NASA satellite view shows California's soaked start to 2023

NASA AIRS views of California over the first days of 2023, as the state was battered by atmospheric rivers.
NASA AIRS views of California over the first days of 2023, as the state was battered by atmospheric rivers. (Image credit: NASA/JPL-Caltech)

NASA has released satellite view showing California's brutally wet start to the new year.

On Monday (Jan. 16), the state endured its last in a series of "atmospheric rivers" that carried storms dumping record-breaking rains over California. The storms have been battering the region since Dec. 26, killing at least 19 people according to Reuters and causing flooding, mudslides and infrastructure damage. 

The series of storms are transported by an atmospheric river, a relatively narrow, windy region within Earth's atmosphere capable of carrying moisture or tiny particles for thousands of miles. Usually between 250 miles and 375 miles (400 kilometers to 600 kilometers) wide, atmospheric rivers carry columns of water from the tropics like a river in the sky, moving with the weather. According to NASA's Earth Observatory, these columns can hold water equivalent to up to 15 times the volume of the Mississippi River. When these atmospheric rivers make landfall they dump this water in the form of rain or snow.

Related: Satellites watch 'atmospheric river' bring extreme rain to California (photos)

This series of storms was imaged by NASA's Atmospheric Infrared Sounder (AIRS), an instrument on the Aqua Earth-observing satellite that views the Earth in infrared light, which is not visible to the human eye. The animation AIRS produced showed the variation in cloud temperatures between Jan. 1 and Jan. 9, with cooler parts of the clouds linked to heavy rainfall. 
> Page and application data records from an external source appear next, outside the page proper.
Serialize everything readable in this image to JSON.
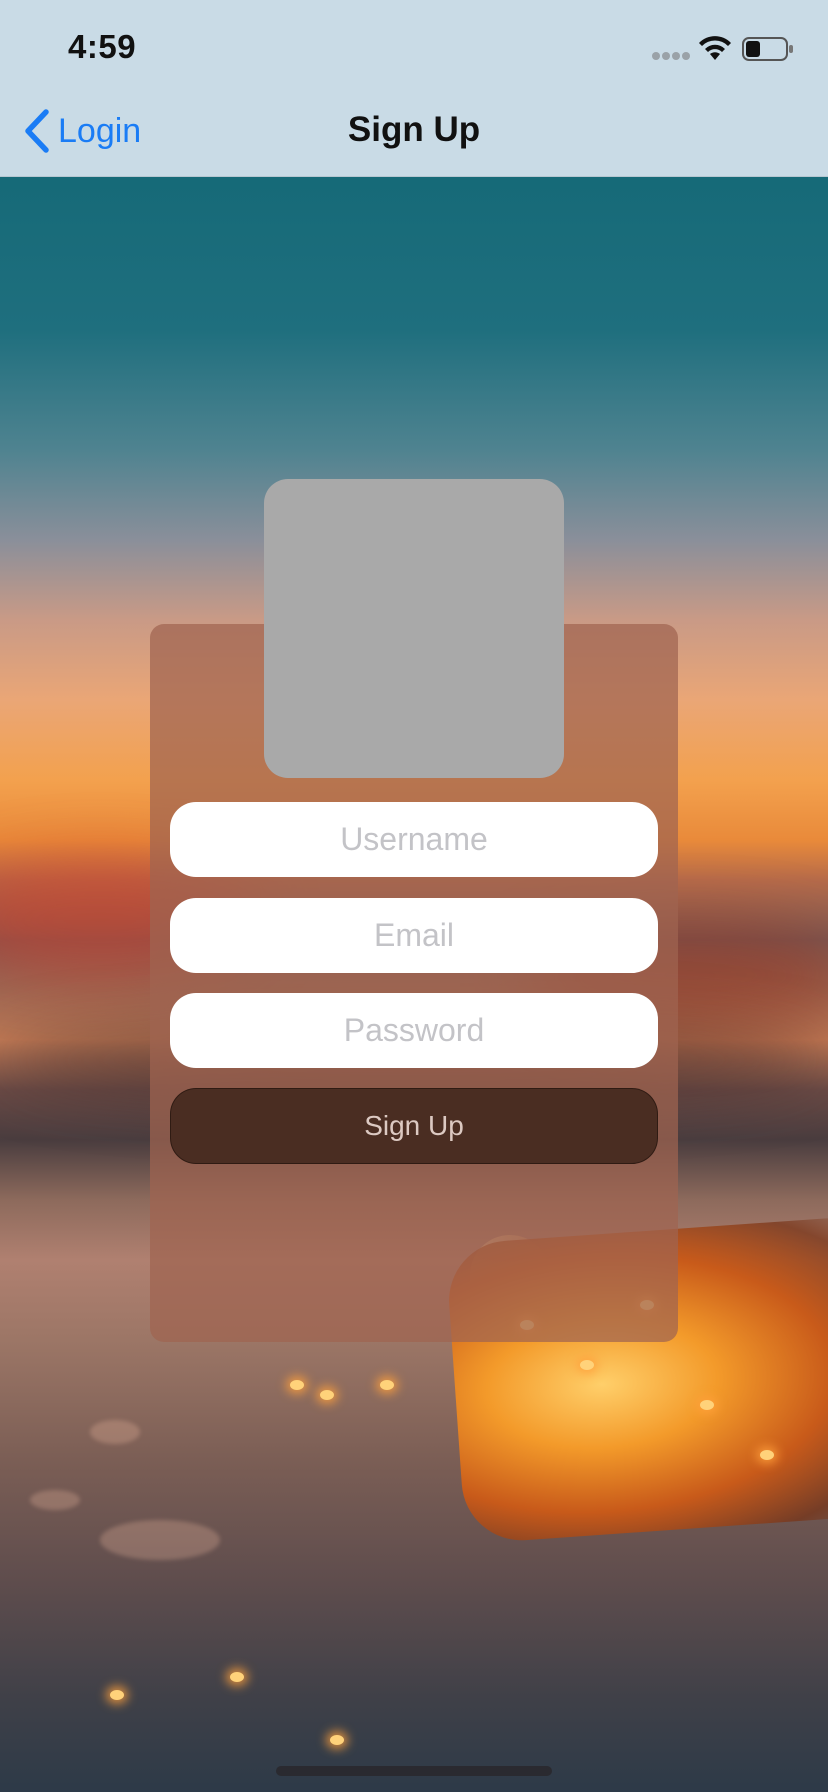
{
  "status_bar": {
    "time": "4:59"
  },
  "nav_bar": {
    "back_label": "Login",
    "title": "Sign Up",
    "tint_color": "#1a7cf5"
  },
  "form": {
    "username_placeholder": "Username",
    "email_placeholder": "Email",
    "password_placeholder": "Password",
    "signup_label": "Sign Up"
  },
  "icons": [
    "chevron-left-icon",
    "wifi-icon",
    "battery-icon",
    "signal-icon"
  ],
  "colors": {
    "nav_background": "#c9dbe6",
    "card_background": "rgba(160,100,80,0.72)",
    "button_background": "#4a2d22",
    "image_placeholder": "#a9a9a9"
  }
}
Purple and violet areas in the AIRS images represent colder areas, with temperatures between minus 82 degrees Fahrenheit (minus 63 degrees Celsius) and minus 46 F (minus 44 C). Blue and green sections show clouds that are roughly minus 28 F (minus 33 C) to 26 F (minus 3 C).

Conversely, red sections are warmer, at between roughly 62 F (17 C) and 80 F (27 C), and represent mostly cloud-free air. White areas represent gaps in the AIRS data.

The Aqua satellite was launched into orbit around Earth over 20 years ago, in May 2002. Since then, AIRS and its partner instrument the Advanced Microwave Sounding Unit (AMSU-A) have been vital in monitoring Earth's atmosphere, providing data critical for weather forecasting and advancing our understanding of Earth's climate.

AIRS is one of six instruments aboard Aqua, a satellite that is part of NASA's Earth Observing System in low Earth orbit, making long-term global observations of our planet's surface, biosphere, atmosphere and oceans. According to NASA, AIRS represents the most advanced atmospheric sounding system ever deployed in space.

The AIRS instrument consists of 2,378 infrared channels and 4 visible/near-infrared channels, while the AMSU-A instrument supplies an additional 15 microwave channels. This wide-spectrum observing technology allows the satellite to create detailed 3D maps of air and surface temperature, water vapor and cloud properties. 

The resolution of AIRS is over 100 times greater than that of previous infrared sounders, while its position in orbit around Earth means that it is available to rapidly observe any area of Earth. 

Similar technology called radiosonde also measures pressure, temperature and relative humidity, but is deployed in a weather balloon, making coverage over much of the planet's landmasses unfeasible and coverage over most of the globe's oceans impossible. 

According to NASA there are around 1,000 radiosonde launch sites globally, with the majority based in Europe and North America; most launch only two radiosonde-carrying balloons per day. In comparison, AIRS' operations equate to launching 300,000 radiosonde instruments on a 30-mile (50-kilometer) grid over the globe each day, the agency noted.

Follow us on Twitter @Spacedotcom or on Facebook.

Join our Space Forums to keep talking space on the latest missions, night sky and more! And if you have a news tip, correction or comment, let us know at:

Robert Lea
Senior Writer

Robert Lea is a science journalist in the U.K. whose articles have been published in Physics World, New Scientist, Astronomy Magazine, All About Space, Newsweek and ZME Science. He also writes about science communication for Elsevier and the European Journal of Physics. Rob holds a bachelor of science degree in physics and astronomy from the U.K.’s Open University. Follow him on Twitter @sciencef1rst.